Requirement:
Set every entry below down once more, exactly as it stands, without images.
The input: Begin
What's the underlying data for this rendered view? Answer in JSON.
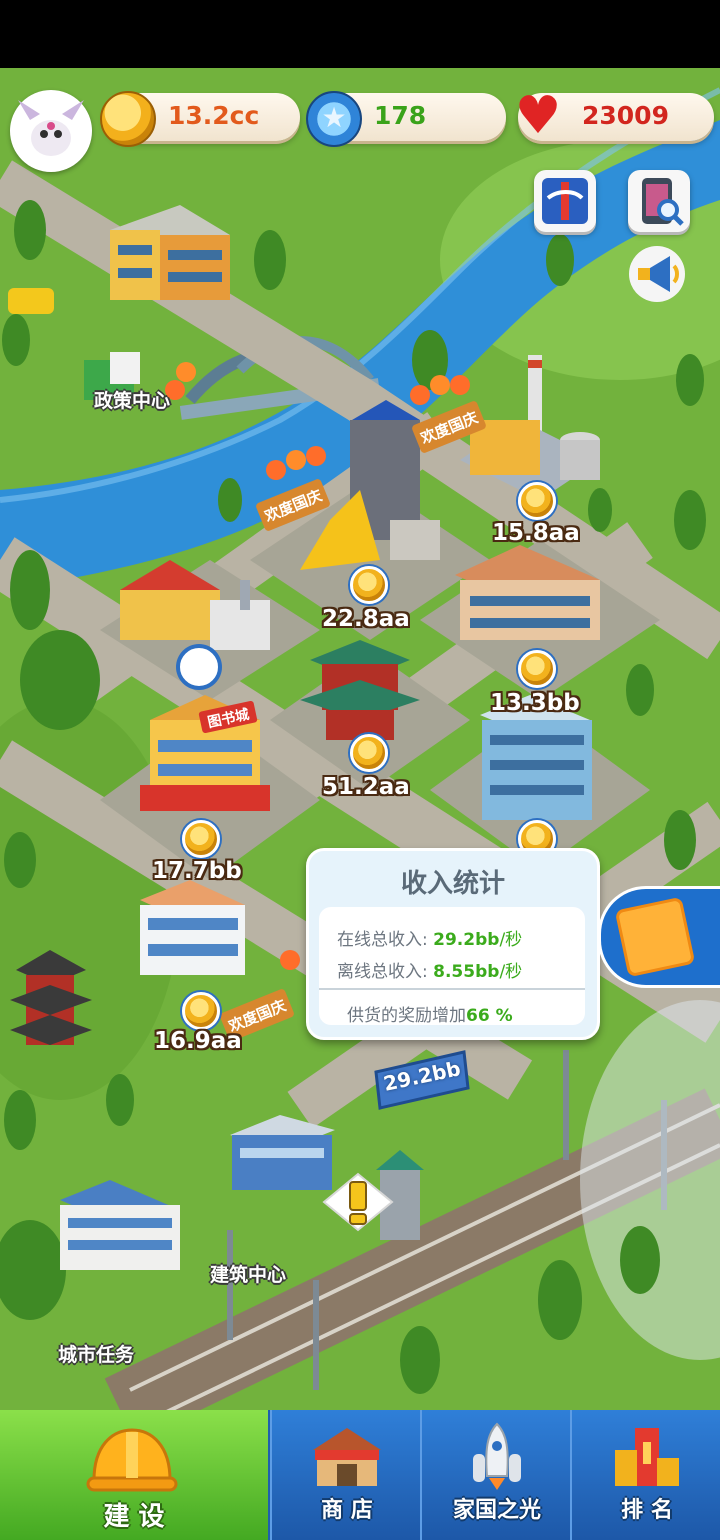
{
  "hud": {
    "coins": "13.2cc",
    "stars": "178",
    "hearts": "23009"
  },
  "buildings": [
    {
      "label": "政策中心"
    },
    {
      "label": "建筑中心"
    },
    {
      "label": "城市任务"
    }
  ],
  "incomes": [
    {
      "value": "15.8aa"
    },
    {
      "value": "22.8aa"
    },
    {
      "value": "13.3bb"
    },
    {
      "value": "51.2aa"
    },
    {
      "value": "17.7bb"
    },
    {
      "value": "16.9aa"
    }
  ],
  "billboard": "29.2bb",
  "banner_text": "欢度国庆",
  "library_sign": "图书城",
  "income_stats": {
    "title": "收入统计",
    "online_label": "在线总收入:",
    "online_value": "29.2bb",
    "online_unit": "/秒",
    "offline_label": "离线总收入:",
    "offline_value": "8.55bb",
    "offline_unit": "/秒",
    "bonus_label": "供货的奖励增加",
    "bonus_value": "66 %"
  },
  "nav": {
    "build": "建 设",
    "shop": "商 店",
    "homeland": "家国之光",
    "rank": "排 名"
  },
  "colors": {
    "grass": "#6fae3a",
    "river": "#2f8fd8",
    "road": "#b9b3a4",
    "nav_active": "#5cc22f",
    "nav_bg": "#1f5fae"
  }
}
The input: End
Result of this task:
What's the underlying data for this rendered view? Answer in JSON.
{
  "hud": {
    "coins": "13.2cc",
    "stars": "178",
    "hearts": "23009"
  },
  "buildings": [
    {
      "label": "政策中心"
    },
    {
      "label": "建筑中心"
    },
    {
      "label": "城市任务"
    }
  ],
  "incomes": [
    {
      "value": "15.8aa"
    },
    {
      "value": "22.8aa"
    },
    {
      "value": "13.3bb"
    },
    {
      "value": "51.2aa"
    },
    {
      "value": "17.7bb"
    },
    {
      "value": "16.9aa"
    }
  ],
  "billboard": "29.2bb",
  "banner_text": "欢度国庆",
  "library_sign": "图书城",
  "income_stats": {
    "title": "收入统计",
    "online_label": "在线总收入:",
    "online_value": "29.2bb",
    "online_unit": "/秒",
    "offline_label": "离线总收入:",
    "offline_value": "8.55bb",
    "offline_unit": "/秒",
    "bonus_label": "供货的奖励增加",
    "bonus_value": "66 %"
  },
  "nav": {
    "build": "建 设",
    "shop": "商 店",
    "homeland": "家国之光",
    "rank": "排 名"
  },
  "colors": {
    "grass": "#6fae3a",
    "river": "#2f8fd8",
    "road": "#b9b3a4",
    "nav_active": "#5cc22f",
    "nav_bg": "#1f5fae"
  }
}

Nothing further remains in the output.